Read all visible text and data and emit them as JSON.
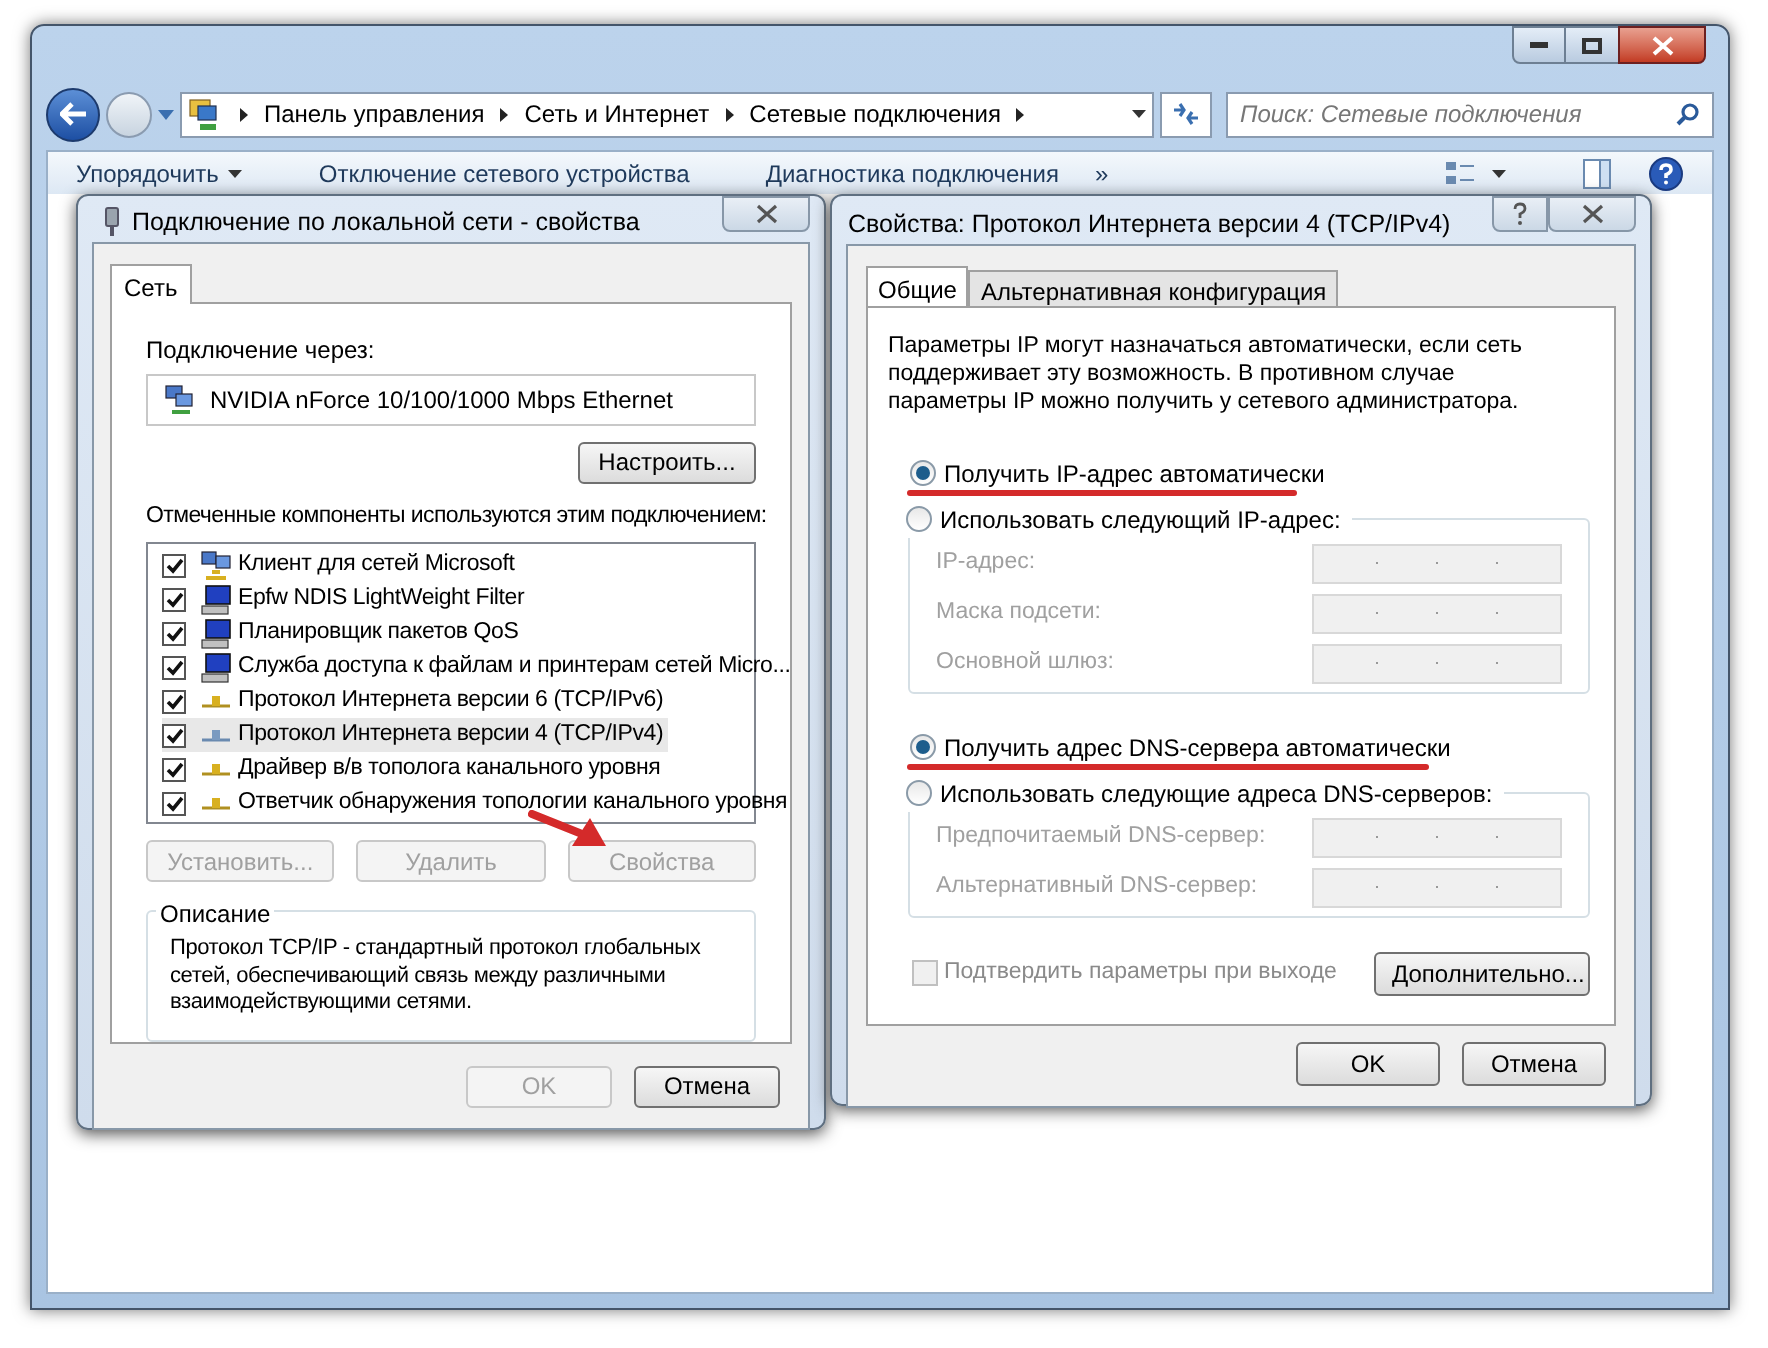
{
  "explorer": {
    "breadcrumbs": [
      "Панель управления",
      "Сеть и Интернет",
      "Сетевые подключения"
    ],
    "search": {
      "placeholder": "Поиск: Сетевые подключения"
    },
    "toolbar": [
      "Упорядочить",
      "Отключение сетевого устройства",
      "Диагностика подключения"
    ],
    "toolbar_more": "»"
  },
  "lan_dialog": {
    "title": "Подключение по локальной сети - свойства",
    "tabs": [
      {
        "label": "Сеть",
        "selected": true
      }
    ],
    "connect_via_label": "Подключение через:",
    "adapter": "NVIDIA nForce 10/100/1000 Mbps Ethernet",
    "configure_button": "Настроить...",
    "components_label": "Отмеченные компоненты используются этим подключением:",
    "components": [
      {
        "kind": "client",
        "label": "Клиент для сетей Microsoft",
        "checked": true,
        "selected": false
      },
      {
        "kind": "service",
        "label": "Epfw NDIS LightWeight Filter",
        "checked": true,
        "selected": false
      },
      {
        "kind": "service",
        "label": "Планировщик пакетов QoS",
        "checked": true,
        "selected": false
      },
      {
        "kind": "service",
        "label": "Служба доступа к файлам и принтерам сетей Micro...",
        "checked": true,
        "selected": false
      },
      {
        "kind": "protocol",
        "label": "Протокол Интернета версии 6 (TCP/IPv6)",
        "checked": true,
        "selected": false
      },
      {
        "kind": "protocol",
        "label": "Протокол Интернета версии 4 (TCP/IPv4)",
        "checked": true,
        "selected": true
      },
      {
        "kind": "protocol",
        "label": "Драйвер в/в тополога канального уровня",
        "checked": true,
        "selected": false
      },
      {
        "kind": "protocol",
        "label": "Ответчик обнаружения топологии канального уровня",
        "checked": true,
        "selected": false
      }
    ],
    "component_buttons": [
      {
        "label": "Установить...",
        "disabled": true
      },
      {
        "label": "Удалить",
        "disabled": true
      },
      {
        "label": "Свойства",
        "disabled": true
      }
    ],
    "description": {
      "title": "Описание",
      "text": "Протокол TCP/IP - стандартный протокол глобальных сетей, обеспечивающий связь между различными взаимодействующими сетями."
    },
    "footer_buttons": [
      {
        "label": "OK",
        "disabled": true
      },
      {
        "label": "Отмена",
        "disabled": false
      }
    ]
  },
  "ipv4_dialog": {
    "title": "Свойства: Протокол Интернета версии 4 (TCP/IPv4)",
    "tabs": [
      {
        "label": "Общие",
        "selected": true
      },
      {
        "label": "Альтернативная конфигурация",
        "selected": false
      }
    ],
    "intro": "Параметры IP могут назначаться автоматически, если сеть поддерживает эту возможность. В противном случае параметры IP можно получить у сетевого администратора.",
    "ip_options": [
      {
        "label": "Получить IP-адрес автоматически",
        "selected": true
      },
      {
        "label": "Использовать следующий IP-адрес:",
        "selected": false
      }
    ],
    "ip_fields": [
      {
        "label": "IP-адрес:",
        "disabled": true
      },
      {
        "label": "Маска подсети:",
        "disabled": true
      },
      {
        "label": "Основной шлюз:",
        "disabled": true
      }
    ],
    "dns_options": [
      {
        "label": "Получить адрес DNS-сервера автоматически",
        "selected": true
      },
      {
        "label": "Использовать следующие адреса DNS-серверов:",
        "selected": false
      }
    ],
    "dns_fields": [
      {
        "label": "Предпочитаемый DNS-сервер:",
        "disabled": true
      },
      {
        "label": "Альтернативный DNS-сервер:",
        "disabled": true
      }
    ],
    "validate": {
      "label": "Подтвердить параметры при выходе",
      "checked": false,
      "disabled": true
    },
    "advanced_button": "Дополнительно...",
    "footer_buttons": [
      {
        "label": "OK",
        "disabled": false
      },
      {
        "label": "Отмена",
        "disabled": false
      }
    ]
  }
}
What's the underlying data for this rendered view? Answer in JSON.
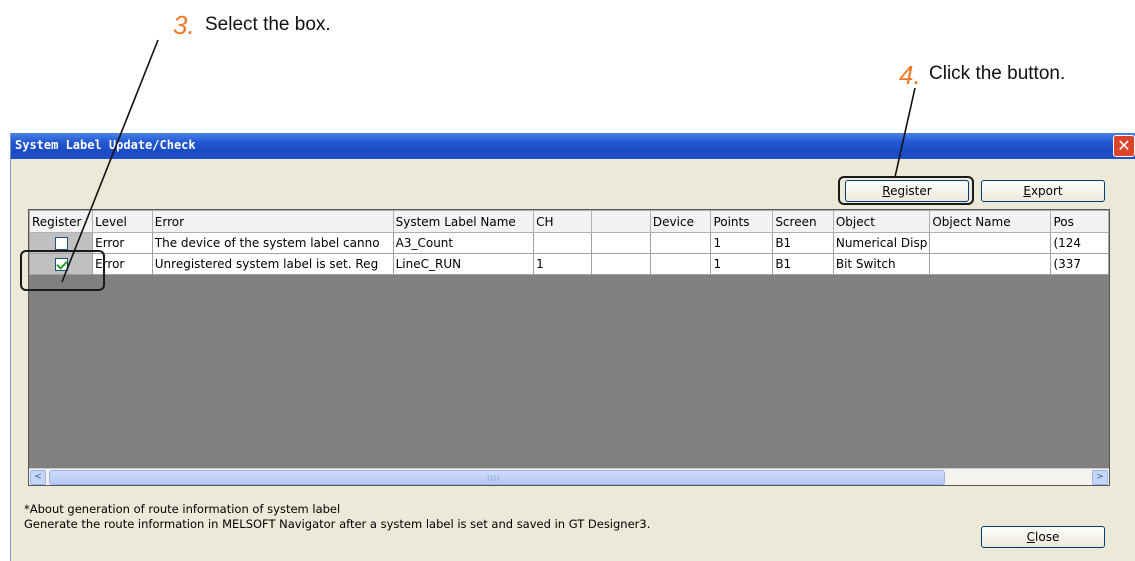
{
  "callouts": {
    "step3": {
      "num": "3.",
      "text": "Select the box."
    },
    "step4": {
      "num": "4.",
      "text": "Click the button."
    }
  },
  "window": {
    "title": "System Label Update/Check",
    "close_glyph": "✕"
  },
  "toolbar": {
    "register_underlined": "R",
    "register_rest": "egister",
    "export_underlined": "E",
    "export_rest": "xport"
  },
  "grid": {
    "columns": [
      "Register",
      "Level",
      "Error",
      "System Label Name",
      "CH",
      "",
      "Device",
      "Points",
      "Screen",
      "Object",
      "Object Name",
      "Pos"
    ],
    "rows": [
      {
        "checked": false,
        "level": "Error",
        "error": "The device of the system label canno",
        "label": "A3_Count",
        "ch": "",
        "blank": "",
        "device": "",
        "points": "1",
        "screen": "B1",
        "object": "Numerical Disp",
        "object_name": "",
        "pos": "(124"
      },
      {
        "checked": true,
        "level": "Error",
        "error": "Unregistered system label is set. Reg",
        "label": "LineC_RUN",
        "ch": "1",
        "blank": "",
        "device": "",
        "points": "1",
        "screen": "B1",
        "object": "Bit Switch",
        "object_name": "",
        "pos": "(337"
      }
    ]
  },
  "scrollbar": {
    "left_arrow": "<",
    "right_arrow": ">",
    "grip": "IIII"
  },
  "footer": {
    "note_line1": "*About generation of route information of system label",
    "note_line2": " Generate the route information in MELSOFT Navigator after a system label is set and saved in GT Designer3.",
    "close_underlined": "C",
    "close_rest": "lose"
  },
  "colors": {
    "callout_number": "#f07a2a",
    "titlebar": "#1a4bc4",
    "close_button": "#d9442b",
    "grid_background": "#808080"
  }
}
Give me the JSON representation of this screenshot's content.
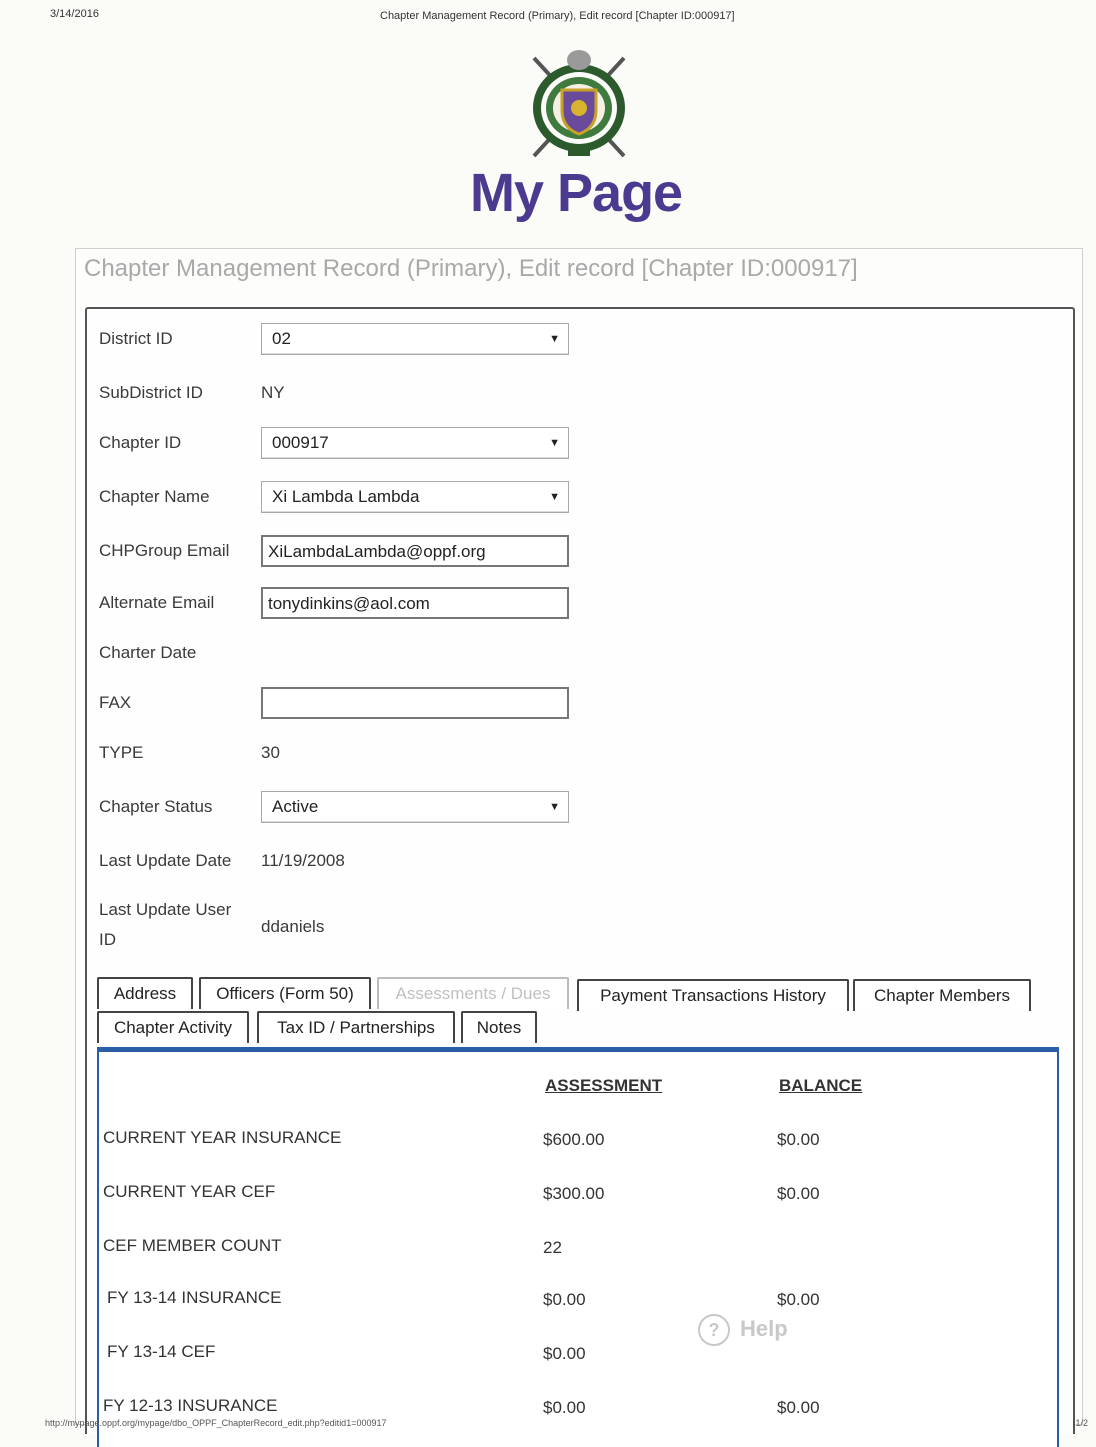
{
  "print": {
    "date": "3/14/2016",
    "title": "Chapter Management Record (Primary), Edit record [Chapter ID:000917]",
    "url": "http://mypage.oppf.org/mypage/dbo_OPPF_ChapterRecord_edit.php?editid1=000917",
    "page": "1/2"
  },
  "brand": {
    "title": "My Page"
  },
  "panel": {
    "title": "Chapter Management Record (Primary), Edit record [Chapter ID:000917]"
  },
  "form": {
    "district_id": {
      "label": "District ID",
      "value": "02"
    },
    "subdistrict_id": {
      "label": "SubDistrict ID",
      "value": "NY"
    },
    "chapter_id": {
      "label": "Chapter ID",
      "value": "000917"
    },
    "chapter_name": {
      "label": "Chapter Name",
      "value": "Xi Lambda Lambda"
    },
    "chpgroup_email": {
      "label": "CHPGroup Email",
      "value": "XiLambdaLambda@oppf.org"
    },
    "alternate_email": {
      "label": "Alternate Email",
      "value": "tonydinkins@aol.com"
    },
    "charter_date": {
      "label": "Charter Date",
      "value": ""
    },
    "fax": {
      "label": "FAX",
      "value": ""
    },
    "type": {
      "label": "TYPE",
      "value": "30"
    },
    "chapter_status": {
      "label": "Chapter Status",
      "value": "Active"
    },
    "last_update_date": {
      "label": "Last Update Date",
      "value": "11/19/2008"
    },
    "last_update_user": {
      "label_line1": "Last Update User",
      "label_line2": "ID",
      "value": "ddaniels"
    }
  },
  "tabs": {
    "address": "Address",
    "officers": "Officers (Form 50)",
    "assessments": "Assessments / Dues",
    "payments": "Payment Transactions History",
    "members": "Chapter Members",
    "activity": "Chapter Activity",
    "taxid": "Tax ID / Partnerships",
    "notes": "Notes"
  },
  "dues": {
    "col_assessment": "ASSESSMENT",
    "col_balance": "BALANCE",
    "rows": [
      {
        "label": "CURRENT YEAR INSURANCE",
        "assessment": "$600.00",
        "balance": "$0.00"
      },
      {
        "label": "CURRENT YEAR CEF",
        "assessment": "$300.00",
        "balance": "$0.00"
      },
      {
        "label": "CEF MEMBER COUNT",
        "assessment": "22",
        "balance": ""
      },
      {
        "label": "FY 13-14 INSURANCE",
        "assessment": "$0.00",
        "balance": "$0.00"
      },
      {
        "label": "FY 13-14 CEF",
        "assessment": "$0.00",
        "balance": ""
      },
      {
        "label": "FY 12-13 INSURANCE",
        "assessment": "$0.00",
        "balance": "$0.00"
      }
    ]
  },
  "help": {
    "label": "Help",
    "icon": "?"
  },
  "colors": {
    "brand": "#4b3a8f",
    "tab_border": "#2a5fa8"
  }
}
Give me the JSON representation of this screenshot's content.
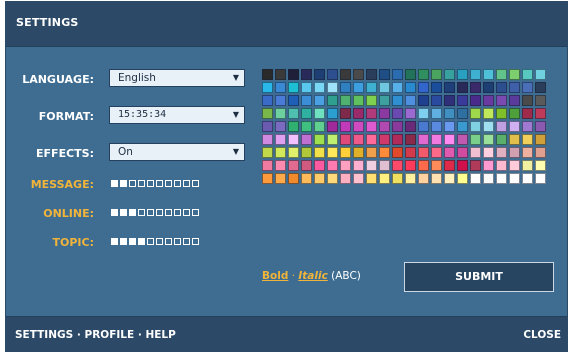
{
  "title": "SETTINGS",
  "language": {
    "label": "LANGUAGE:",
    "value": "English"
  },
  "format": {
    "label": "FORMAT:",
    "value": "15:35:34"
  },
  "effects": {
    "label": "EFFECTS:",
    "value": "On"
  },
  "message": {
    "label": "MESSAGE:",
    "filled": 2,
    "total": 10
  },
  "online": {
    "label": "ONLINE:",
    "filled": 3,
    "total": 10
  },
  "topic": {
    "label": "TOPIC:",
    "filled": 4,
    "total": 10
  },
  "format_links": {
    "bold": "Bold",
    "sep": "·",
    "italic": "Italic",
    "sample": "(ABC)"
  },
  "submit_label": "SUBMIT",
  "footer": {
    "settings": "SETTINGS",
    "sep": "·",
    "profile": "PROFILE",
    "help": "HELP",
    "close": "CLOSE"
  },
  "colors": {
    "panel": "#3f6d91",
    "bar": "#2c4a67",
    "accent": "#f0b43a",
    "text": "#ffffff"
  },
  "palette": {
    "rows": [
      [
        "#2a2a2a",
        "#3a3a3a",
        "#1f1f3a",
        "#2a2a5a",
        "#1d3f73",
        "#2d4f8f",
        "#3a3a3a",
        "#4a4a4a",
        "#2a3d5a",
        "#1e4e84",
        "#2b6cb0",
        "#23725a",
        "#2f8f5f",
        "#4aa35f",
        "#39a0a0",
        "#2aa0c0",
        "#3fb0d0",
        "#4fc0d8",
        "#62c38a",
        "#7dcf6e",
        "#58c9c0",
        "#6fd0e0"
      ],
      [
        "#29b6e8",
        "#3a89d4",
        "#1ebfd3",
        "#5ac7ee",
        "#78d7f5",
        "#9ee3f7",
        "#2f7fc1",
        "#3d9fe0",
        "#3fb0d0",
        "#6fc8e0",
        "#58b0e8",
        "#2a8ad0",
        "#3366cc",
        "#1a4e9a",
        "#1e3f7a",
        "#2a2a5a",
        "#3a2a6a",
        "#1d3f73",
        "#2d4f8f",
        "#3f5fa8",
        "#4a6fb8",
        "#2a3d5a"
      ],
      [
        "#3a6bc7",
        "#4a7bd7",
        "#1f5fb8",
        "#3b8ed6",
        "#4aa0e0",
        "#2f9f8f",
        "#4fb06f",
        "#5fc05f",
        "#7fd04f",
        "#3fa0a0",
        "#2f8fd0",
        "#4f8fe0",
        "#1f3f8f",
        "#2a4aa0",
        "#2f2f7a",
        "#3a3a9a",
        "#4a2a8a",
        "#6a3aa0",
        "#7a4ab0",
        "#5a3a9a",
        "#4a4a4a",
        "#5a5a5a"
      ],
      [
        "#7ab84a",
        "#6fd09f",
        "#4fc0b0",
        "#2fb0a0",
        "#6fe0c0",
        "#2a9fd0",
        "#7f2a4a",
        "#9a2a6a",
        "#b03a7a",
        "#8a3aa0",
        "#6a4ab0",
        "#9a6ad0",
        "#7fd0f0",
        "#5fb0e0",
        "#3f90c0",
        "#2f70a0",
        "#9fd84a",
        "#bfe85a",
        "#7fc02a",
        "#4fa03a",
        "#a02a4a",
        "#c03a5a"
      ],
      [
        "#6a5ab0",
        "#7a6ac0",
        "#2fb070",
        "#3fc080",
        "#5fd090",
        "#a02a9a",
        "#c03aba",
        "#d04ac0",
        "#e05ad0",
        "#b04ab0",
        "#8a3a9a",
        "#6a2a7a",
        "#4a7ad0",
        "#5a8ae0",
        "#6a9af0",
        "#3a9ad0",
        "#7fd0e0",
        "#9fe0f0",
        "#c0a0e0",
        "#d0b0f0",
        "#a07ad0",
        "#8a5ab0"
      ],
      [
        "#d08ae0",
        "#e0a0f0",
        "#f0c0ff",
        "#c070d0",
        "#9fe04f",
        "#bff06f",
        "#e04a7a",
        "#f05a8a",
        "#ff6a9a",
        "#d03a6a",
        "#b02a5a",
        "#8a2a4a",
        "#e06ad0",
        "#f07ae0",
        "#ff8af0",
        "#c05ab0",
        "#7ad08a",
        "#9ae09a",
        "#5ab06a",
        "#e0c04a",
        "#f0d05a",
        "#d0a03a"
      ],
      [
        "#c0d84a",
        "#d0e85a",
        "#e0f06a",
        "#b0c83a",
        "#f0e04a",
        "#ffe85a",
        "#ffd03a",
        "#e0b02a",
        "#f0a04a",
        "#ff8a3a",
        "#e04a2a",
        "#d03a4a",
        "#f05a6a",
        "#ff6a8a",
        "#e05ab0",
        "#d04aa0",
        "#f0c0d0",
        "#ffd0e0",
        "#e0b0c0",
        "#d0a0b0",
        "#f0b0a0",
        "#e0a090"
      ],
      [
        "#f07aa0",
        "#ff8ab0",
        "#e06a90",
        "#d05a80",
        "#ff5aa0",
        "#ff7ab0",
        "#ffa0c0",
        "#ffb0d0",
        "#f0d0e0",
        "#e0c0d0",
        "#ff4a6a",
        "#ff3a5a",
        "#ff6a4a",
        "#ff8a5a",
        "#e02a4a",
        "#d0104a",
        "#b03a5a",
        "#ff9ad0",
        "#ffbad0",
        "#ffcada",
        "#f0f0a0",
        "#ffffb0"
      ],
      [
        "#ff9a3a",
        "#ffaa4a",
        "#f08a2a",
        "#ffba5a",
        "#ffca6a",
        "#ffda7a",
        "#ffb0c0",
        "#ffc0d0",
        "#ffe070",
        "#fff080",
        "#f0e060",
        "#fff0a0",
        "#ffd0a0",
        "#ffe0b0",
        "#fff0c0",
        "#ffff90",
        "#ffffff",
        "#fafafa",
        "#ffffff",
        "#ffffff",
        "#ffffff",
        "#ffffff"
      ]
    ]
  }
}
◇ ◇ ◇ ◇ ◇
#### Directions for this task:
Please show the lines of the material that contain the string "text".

#### Task solution:
Read all visible text and data and emit them as JSON.
      "text": "Протокол TCP/IP - стандартный протокол глобальных сетей, обеспечивающий связь между различными взаимодействующими сетями."
      "text": "Select the box."
      "text": "Click the button."
    "text": "#ffffff"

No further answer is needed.